You've Been Eating Coleslaw Wrong This Whole Time

Too often, coleslaw gets a bad rap. After all, it's often a mixture of cabbage, mayonnaise, and sugar — it can be gross, and who wants to eat it; or pretend to like it (via Lifehacker)?

Then again, coleslaw doesn't have to be that way. Slaw can be dressed up and repurposed in ways we never could have imagined. The neutrality of cabbage (it's not exactly packed with flavor) allows for so many variations. Consider slaws made with mustards, or studded with bits of apple, or spiced up with jalapeños. Alice Waters, chef and founder of Chez Panisse, mixes a coleslaw with lime juice, cilantro leaves, and red onion (via New York Times). And if Alice Waters is eating it, then who are we to cast coleslaw aside?

So, to bring your coleslaw from sodden to sensational, we give you a few crucial pointers: make the slaw yourself, make it well, and pair it with the right foods.

Make coleslaw yourself, and make it well

When you choose to make your own coleslaw — turning a blind eye from the plastic containers of slimy, sweetened, unidentifiable cream and cabbage — you open yourself up to a world of possibilities. Not a mayonnaise person? Toss carrots, onion, and cabbage with vinegar, sugar, and dry mustard for a Carolina-style slaw (via The Spruce Eats). Craving a sweet slaw without the drawbacks of refined sugar? Chop pears and cabbages with onions and chives for an Asian-style slaw (via Bon Appétit). When you ditch the grocery store aisle of refrigerated, pre-made dishes, you wield the power to customize, experiment, and surprise yourself with your quickly developing slaw skills.

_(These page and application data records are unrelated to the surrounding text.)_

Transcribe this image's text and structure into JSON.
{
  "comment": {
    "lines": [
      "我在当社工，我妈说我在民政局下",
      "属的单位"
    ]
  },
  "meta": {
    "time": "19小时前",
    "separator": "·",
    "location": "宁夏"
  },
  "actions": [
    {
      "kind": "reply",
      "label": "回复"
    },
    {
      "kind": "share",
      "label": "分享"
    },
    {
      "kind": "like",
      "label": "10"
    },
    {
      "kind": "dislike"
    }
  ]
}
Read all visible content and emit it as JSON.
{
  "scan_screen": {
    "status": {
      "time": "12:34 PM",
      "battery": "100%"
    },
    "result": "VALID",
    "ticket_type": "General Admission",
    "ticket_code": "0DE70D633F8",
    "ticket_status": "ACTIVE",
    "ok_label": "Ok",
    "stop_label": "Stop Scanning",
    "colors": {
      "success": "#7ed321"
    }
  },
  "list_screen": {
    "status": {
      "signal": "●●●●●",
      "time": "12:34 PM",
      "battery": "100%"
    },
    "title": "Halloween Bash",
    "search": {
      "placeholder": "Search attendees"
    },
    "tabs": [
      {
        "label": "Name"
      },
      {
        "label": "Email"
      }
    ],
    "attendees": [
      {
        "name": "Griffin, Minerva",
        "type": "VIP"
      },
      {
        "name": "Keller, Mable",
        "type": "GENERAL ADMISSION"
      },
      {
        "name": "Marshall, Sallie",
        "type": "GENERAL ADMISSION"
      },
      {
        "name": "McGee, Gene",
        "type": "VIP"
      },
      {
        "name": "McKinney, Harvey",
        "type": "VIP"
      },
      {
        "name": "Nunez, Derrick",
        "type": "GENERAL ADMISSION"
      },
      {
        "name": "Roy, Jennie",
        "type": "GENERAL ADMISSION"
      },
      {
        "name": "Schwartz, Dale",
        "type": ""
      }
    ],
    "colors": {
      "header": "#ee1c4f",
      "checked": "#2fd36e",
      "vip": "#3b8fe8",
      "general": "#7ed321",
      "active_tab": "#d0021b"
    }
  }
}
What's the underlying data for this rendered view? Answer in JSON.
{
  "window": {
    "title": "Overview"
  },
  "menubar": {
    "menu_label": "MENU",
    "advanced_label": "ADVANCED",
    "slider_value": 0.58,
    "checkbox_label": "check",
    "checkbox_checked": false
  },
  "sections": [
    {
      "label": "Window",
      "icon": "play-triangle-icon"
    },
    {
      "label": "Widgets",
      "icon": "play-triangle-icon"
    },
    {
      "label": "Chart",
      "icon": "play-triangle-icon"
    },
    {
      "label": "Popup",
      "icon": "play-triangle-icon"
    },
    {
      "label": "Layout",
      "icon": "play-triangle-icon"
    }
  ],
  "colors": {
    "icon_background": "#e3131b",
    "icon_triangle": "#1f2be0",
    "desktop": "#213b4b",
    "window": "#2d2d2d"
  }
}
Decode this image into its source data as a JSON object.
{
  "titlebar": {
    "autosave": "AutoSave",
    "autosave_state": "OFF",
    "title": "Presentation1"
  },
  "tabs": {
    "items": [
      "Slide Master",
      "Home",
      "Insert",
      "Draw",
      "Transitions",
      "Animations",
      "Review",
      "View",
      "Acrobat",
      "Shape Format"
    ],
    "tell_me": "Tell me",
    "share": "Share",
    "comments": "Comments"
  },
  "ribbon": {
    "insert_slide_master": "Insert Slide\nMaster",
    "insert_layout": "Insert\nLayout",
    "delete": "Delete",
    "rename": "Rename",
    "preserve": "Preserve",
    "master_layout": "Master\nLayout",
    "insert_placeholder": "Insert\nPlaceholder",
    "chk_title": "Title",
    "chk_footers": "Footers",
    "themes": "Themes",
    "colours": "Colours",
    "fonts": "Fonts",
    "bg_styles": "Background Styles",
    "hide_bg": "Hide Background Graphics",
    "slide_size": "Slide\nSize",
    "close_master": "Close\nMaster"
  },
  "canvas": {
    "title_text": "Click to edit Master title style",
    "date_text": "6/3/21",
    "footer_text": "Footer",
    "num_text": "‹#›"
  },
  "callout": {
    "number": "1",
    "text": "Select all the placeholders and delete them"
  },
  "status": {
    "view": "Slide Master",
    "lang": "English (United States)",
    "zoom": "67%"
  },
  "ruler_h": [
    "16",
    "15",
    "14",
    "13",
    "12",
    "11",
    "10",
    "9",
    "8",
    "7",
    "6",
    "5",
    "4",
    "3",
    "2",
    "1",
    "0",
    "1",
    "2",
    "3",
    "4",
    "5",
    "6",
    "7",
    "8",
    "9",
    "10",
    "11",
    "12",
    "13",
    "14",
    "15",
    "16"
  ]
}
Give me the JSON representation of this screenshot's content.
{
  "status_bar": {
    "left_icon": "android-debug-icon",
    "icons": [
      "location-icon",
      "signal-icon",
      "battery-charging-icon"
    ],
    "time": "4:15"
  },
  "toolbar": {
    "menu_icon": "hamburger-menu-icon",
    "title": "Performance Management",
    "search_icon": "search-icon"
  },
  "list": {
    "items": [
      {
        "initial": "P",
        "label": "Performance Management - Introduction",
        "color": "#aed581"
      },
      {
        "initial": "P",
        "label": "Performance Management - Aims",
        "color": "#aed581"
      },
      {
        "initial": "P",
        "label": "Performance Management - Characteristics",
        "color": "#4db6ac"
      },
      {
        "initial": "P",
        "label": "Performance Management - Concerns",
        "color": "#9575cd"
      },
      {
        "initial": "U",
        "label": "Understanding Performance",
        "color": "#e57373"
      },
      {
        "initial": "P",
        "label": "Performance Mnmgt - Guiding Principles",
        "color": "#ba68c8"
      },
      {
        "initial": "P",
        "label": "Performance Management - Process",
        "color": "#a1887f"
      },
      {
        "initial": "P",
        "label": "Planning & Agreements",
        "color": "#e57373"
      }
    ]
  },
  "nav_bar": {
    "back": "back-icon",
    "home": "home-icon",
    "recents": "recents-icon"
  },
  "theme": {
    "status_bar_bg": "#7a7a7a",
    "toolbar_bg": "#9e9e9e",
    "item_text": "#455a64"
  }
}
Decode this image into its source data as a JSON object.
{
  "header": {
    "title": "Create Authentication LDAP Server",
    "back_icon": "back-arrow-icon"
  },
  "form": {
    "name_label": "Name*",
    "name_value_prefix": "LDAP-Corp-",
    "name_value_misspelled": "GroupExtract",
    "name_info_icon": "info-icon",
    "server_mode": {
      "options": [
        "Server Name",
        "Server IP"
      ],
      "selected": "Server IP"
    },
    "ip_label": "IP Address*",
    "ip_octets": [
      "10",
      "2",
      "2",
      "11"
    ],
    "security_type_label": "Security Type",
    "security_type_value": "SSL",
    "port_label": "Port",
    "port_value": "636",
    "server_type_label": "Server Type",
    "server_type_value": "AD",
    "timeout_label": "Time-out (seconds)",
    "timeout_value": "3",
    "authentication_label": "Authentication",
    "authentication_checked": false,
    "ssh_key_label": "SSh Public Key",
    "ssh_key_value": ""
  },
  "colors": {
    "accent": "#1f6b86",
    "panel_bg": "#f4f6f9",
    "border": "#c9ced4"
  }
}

If you're looking to stick with the classic, mayo-based coleslaw, there are some fool-proof ways to avoid watery sogginess. It's best to make coleslaw the same day you serve it, no more than an hour or two in advance. But, if you're making it sooner and wish to preserve that crunchiness of the raw cabbage, salting the chopped cabbage will zap some of the water from the vegetable, preserving its texture (via The Kitchn). Also, store the dressing and veggies separately until serving time.

Creating contrast and balance with your coleslaw

Coleslaw appears in more places than you might realize. In Northern Mexican border states like Baja California and Sonora, fish tacos are topped with heaps of a version of coleslaw (via Sunset Magazine). It's been dolloped onto hotdogs in North Carolina (via CBS). And of course, it serves as a hearty complement to the holy grail of fried foods: the spicy fried chicken sandwich.

There's a theme here. Fried fish, chicken, and hot dogs are meaty, heavy dishes with a lot of umami— that's the lovely, savory flavor that sits in your mouth after eating a juicy burger, or a grilled portobello mushroom. Coleslaw works so well with these dishes because its light, creamy sensation creates a sense of contrast. Contrast is exciting! You wouldn't toss coleslaw onto, say, an egg salad sandwich (please don't), because the light, creamy flavor profile is already there. But a pulled pork sandwich or a rack of messy ribs? That's where your coleslaw will truly shine.